## Goal of the exercise
Your answer should be the lines of the data below that contain "SANKTION".

[Element data from apps and pages]
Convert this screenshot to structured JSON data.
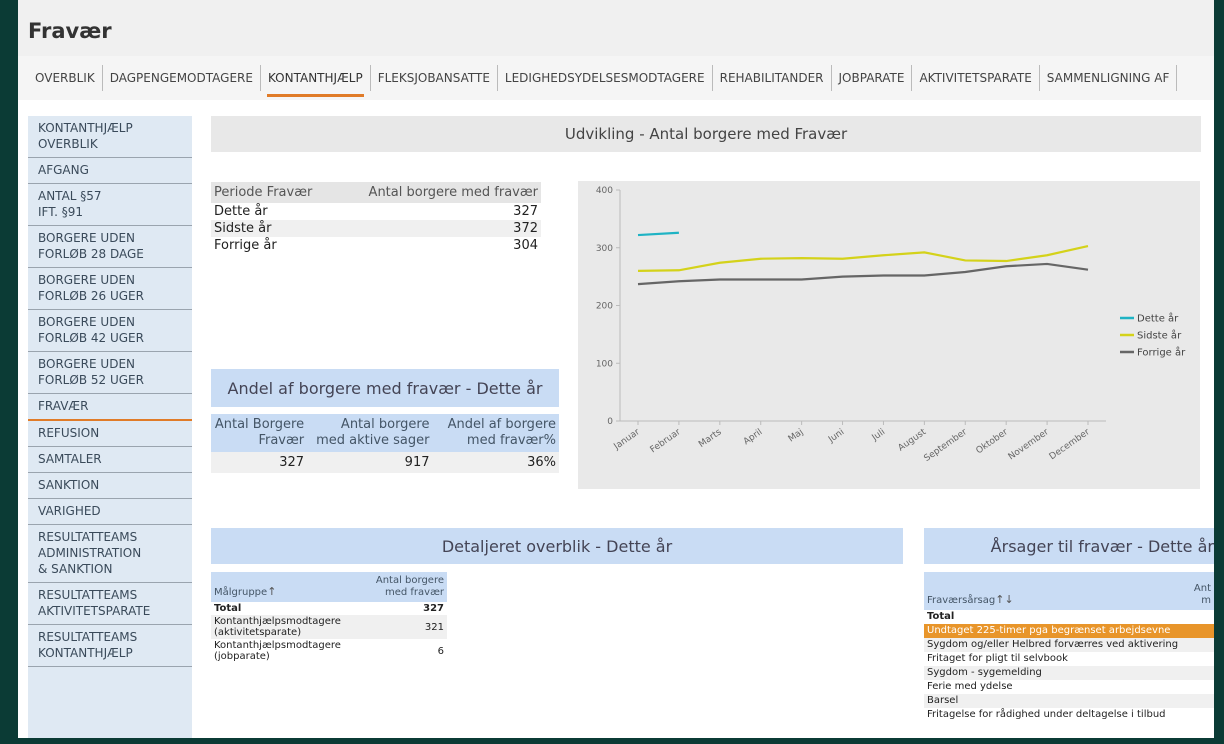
{
  "app": {
    "title": "Fravær"
  },
  "tabs": [
    {
      "label": "OVERBLIK"
    },
    {
      "label": "DAGPENGEMODTAGERE"
    },
    {
      "label": "KONTANTHJÆLP",
      "active": true
    },
    {
      "label": "FLEKSJOBANSATTE"
    },
    {
      "label": "LEDIGHEDSYDELSESMODTAGERE"
    },
    {
      "label": "REHABILITANDER"
    },
    {
      "label": "JOBPARATE"
    },
    {
      "label": "AKTIVITETSPARATE"
    },
    {
      "label": "SAMMENLIGNING AF"
    }
  ],
  "sidebar": {
    "items": [
      {
        "label": "KONTANTHJÆLP\nOVERBLIK"
      },
      {
        "label": "AFGANG"
      },
      {
        "label": "ANTAL §57\nIFT. §91"
      },
      {
        "label": "BORGERE UDEN\nFORLØB 28 DAGE"
      },
      {
        "label": "BORGERE UDEN\nFORLØB 26 UGER"
      },
      {
        "label": "BORGERE UDEN\nFORLØB 42 UGER"
      },
      {
        "label": "BORGERE UDEN\nFORLØB 52 UGER"
      },
      {
        "label": "FRAVÆR",
        "active": true
      },
      {
        "label": "REFUSION"
      },
      {
        "label": "SAMTALER"
      },
      {
        "label": "SANKTION"
      },
      {
        "label": "VARIGHED"
      },
      {
        "label": "RESULTATTEAMS\nADMINISTRATION\n& SANKTION"
      },
      {
        "label": "RESULTATTEAMS\nAKTIVITETSPARATE"
      },
      {
        "label": "RESULTATTEAMS\nKONTANTHJÆLP"
      }
    ]
  },
  "banners": {
    "udvikling": "Udvikling - Antal borgere med Fravær",
    "andel": "Andel af borgere med fravær - Dette år",
    "detaljeret": "Detaljeret overblik - Dette år",
    "aarsager": "Årsager til fravær - Dette år"
  },
  "period_table": {
    "headers": [
      "Periode Fravær",
      "Antal borgere med fravær"
    ],
    "rows": [
      [
        "Dette år",
        "327"
      ],
      [
        "Sidste år",
        "372"
      ],
      [
        "Forrige år",
        "304"
      ]
    ]
  },
  "andel_table": {
    "headers": [
      "Antal Borgere Fravær",
      "Antal borgere med aktive sager",
      "Andel af borgere med fravær%"
    ],
    "row": [
      "327",
      "917",
      "36%"
    ]
  },
  "detail_table": {
    "headers": [
      "Målgruppe",
      "Antal borgere med fravær"
    ],
    "rows": [
      [
        "Total",
        "327"
      ],
      [
        "Kontanthjælpsmodtagere (aktivitetsparate)",
        "321"
      ],
      [
        "Kontanthjælpsmodtagere (jobparate)",
        "6"
      ]
    ]
  },
  "aarsag_table": {
    "headers": [
      "Fraværsårsag",
      "Ant m"
    ],
    "rows": [
      "Total",
      "Undtaget 225-timer pga begrænset arbejdsevne",
      "Sygdom og/eller Helbred forværres ved aktivering",
      "Fritaget for pligt til selvbook",
      "Sygdom - sygemelding",
      "Ferie med ydelse",
      "Barsel",
      "Fritagelse for rådighed under deltagelse i tilbud"
    ]
  },
  "colors": {
    "dette_aar": "#1fb3c4",
    "sidste_aar": "#d4d21a",
    "forrige_aar": "#666666",
    "accent": "#e07b28"
  },
  "chart_data": {
    "type": "line",
    "categories": [
      "Januar",
      "Februar",
      "Marts",
      "April",
      "Maj",
      "Juni",
      "Juli",
      "August",
      "September",
      "Oktober",
      "November",
      "December"
    ],
    "ylim": [
      0,
      400
    ],
    "yticks": [
      0,
      100,
      200,
      300,
      400
    ],
    "legend_position": "right",
    "series": [
      {
        "name": "Dette år",
        "values": [
          322,
          326,
          null,
          null,
          null,
          null,
          null,
          null,
          null,
          null,
          null,
          null
        ]
      },
      {
        "name": "Sidste år",
        "values": [
          260,
          261,
          274,
          281,
          282,
          281,
          287,
          292,
          278,
          277,
          287,
          303
        ]
      },
      {
        "name": "Forrige år",
        "values": [
          237,
          242,
          245,
          245,
          245,
          250,
          252,
          252,
          258,
          268,
          272,
          262
        ]
      }
    ]
  }
}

## Written reply
        "label": "SANKTION"
        "label": "RESULTATTEAMS\nADMINISTRATION\n& SANKTION"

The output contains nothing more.